Original released in 1995, the track is an alchemy of Miami Bass and Detroit techno. With a BPM close to 140, oscillating energy pounds to the core of the inner bone. One of the first things you come to notice is the combination of the thrumming hi-hats and Southern Rap influenced claps. Sinister soundscapes reminiscent of an Italian giallo movie synergise with a thumping bassline deserving of a Need For Speed track-listing. ‘Trans Europe Express‘ is undeniably a direct influence here, however, Aux 88 add an element of inner city grittiness. Its no wonder that the resulting track is highly sought after by DJs old and new. Continue reading
Timothy J. Fairplay – Pure Hex (Original Mix)
Timothy J. Fairplay has always considered himself to be an outsider. In the 2013 interview with FACT magazine, Fairplay claimed to be a contrarian. Such a left field approach is none more evident than in his musical output, which plated in eccentricity and outré. Pure Hex retains such signature caprice while offering a bangers that’s a universal floor-filler. Released last year on the Nocta Numerica label, its unashamedly extraterrestrial. Like other label’s contemporary releases, the ambience created by the track is akin to a Nicolas Winding Refn OST. All the while maintaining an energy that is enticing in vein similar to Smith N Hack’s track ‘Falling Stars‘

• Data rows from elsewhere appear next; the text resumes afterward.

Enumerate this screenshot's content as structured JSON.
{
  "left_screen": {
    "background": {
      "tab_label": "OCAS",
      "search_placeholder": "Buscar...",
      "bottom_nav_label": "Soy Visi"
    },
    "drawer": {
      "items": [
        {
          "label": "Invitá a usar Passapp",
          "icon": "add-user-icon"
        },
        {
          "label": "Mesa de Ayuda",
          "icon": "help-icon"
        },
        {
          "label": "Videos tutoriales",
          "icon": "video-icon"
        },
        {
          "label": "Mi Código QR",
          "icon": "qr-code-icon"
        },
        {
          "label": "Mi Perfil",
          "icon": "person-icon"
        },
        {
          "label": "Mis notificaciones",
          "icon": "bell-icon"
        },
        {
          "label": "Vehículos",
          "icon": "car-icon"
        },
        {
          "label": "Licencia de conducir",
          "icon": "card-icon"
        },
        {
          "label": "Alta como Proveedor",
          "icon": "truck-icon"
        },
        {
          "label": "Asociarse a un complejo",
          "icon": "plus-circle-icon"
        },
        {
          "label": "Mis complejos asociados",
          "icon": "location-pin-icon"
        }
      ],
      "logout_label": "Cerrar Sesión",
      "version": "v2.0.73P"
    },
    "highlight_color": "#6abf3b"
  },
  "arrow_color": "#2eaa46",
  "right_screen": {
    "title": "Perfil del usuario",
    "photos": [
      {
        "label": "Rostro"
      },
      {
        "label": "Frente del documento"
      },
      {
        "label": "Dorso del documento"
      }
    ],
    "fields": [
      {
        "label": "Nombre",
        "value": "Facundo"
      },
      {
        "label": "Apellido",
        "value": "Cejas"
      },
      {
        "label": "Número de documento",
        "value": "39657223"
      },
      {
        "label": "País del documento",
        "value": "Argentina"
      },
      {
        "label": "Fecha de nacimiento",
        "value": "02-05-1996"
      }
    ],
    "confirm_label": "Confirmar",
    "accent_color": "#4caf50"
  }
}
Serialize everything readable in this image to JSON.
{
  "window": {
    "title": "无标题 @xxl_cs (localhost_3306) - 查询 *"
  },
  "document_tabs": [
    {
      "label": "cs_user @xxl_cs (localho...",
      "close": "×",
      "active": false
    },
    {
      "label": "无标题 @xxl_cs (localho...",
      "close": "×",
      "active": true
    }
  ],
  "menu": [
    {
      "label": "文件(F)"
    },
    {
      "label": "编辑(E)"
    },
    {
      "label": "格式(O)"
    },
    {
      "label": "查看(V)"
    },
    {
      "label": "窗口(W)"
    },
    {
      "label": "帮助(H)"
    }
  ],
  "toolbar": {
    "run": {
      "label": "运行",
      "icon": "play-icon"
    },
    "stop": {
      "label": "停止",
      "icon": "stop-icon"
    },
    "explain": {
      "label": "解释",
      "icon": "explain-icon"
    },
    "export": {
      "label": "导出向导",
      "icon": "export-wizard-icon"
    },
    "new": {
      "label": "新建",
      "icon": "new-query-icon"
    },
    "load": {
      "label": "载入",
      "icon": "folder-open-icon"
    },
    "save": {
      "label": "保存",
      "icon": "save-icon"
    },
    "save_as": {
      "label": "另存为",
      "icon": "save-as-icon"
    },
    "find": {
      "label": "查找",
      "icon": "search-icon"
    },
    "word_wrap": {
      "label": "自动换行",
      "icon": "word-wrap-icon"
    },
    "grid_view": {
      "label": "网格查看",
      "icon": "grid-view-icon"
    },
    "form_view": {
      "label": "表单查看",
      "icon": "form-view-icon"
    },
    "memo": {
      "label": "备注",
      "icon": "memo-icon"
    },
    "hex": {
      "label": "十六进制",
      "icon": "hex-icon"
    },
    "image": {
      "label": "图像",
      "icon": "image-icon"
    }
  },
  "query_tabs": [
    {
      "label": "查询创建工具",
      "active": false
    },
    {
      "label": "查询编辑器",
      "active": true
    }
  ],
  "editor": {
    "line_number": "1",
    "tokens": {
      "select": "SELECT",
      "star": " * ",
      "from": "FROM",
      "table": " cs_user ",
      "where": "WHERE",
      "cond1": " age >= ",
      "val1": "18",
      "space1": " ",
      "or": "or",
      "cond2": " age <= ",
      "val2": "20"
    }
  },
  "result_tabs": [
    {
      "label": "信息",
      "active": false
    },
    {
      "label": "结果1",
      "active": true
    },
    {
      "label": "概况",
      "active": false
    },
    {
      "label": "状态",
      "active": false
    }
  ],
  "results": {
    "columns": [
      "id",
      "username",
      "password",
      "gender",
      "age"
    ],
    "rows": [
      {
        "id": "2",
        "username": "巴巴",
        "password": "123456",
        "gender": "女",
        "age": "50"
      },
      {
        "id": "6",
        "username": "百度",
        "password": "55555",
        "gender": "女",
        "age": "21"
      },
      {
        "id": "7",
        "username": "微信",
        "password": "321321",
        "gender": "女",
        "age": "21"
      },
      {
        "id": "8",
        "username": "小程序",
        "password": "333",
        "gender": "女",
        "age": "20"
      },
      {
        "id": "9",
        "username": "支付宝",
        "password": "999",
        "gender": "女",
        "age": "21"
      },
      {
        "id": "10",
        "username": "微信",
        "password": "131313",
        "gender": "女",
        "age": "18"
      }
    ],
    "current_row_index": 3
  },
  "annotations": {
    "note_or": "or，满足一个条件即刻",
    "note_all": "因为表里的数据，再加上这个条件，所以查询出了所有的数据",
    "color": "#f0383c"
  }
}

The artwork featuring a 1980s television set up is a perfect embodiment of the track’s substance. Immediately you’re introduced to synths that sound similar to a martian raygun. The production is a love letter to the decade’s now infamous B-side sci-fi flicks. Continue reading